Shishupala (also spelled as Shishupal) is a character in the Hindu epic Mahabharata. He was the son of the king of Chedi, and a cousin of Lord Krishna.
Shishupala was notorious for his arrogance and was known for his enmity towards Krishna. During the Rajasuya Yajna (a great Vedic ritual performed by the Pandava king Yudhishthira), Shishupala insulted Krishna, which led to his death. According to the legend, Shishupala had been granted a boon by Lord Vishnu that he could only be killed after committing a hundred sins. When Shishupala crossed the limit of 100 sins during the Rajasuya Yajna, Krishna used his Sudarshan Chakra (a celestial weapon) to behead him, thus fulfilling the boon and putting an end to Shishupala’s tyranny.

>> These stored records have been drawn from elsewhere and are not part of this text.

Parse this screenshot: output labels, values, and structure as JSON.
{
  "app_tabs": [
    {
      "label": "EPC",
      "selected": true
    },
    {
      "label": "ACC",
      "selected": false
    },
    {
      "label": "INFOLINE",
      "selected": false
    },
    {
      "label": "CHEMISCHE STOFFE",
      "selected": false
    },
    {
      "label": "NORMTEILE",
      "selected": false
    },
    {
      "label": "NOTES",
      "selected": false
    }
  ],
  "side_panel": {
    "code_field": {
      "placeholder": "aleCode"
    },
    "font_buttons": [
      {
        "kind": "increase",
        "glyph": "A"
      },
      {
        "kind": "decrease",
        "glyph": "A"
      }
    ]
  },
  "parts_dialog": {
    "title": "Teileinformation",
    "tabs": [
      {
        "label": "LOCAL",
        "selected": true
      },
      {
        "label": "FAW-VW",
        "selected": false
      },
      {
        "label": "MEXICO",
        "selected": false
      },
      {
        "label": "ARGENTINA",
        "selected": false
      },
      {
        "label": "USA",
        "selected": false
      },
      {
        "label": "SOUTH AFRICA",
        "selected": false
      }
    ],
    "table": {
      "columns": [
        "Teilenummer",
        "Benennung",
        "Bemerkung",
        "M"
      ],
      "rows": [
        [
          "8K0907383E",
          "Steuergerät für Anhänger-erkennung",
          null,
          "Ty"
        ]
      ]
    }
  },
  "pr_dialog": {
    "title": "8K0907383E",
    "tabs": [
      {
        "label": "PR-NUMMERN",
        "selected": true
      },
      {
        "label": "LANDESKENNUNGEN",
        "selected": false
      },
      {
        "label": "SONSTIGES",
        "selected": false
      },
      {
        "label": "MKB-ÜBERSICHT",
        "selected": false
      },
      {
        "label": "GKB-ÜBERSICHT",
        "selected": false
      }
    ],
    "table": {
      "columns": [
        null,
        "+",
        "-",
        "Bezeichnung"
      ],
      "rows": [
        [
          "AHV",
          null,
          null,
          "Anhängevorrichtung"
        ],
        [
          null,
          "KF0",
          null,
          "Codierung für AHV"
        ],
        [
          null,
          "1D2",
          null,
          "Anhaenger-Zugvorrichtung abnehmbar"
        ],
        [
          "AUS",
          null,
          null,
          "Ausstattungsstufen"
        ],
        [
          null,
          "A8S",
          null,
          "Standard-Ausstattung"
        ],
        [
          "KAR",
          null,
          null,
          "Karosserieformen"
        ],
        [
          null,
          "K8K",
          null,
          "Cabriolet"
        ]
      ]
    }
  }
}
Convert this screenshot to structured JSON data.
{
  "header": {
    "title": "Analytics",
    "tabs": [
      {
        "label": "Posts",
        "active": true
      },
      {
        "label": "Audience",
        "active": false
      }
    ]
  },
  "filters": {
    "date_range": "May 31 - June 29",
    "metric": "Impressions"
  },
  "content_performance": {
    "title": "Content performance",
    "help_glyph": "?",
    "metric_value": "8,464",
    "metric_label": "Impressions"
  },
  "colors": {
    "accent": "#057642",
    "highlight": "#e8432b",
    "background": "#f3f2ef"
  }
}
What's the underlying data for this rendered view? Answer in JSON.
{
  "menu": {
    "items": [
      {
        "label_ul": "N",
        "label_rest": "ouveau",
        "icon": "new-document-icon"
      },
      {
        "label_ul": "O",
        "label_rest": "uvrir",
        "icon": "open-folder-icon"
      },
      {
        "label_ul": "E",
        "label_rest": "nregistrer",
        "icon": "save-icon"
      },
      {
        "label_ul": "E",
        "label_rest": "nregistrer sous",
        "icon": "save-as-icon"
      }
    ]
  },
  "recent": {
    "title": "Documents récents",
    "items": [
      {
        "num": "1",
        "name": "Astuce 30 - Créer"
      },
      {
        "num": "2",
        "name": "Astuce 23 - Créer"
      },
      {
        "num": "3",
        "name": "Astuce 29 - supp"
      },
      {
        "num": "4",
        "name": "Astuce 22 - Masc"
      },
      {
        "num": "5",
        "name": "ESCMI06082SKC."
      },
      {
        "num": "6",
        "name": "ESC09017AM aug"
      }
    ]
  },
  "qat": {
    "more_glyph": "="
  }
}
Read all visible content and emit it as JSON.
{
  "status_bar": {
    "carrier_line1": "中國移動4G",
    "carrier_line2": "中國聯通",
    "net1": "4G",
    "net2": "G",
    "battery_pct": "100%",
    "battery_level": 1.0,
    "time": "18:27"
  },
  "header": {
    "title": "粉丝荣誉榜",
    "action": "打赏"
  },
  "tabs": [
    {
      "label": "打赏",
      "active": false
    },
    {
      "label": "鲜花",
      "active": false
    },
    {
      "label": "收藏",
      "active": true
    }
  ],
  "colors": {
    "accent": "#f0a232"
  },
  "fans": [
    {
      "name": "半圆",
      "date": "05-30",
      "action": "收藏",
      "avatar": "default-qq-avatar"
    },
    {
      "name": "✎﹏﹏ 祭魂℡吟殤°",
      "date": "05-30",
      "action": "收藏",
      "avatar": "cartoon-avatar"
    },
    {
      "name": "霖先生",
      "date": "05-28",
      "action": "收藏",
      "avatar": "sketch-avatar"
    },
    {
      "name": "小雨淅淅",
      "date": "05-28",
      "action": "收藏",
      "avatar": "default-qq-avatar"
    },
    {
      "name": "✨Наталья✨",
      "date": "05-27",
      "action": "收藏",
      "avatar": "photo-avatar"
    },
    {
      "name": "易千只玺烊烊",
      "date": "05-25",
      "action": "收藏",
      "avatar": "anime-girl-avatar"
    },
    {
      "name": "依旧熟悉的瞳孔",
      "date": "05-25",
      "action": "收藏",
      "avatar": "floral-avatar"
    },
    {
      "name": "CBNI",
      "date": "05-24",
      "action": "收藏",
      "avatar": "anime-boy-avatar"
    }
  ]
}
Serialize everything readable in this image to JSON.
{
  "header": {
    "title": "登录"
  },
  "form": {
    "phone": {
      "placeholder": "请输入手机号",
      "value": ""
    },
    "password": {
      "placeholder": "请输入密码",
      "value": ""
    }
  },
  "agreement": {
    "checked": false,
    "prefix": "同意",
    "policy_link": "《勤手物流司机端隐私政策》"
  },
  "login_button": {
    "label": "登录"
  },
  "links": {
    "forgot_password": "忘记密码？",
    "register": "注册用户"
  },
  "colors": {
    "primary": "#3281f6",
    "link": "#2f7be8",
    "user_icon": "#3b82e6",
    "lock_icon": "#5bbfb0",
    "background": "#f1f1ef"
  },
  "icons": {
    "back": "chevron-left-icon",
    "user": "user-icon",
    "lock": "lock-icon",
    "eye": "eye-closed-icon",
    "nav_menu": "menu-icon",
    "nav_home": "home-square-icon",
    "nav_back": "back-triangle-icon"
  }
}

Shishupala’s character in Mahabharata serves as an example of how unchecked pride and jealousy can lead to destruction.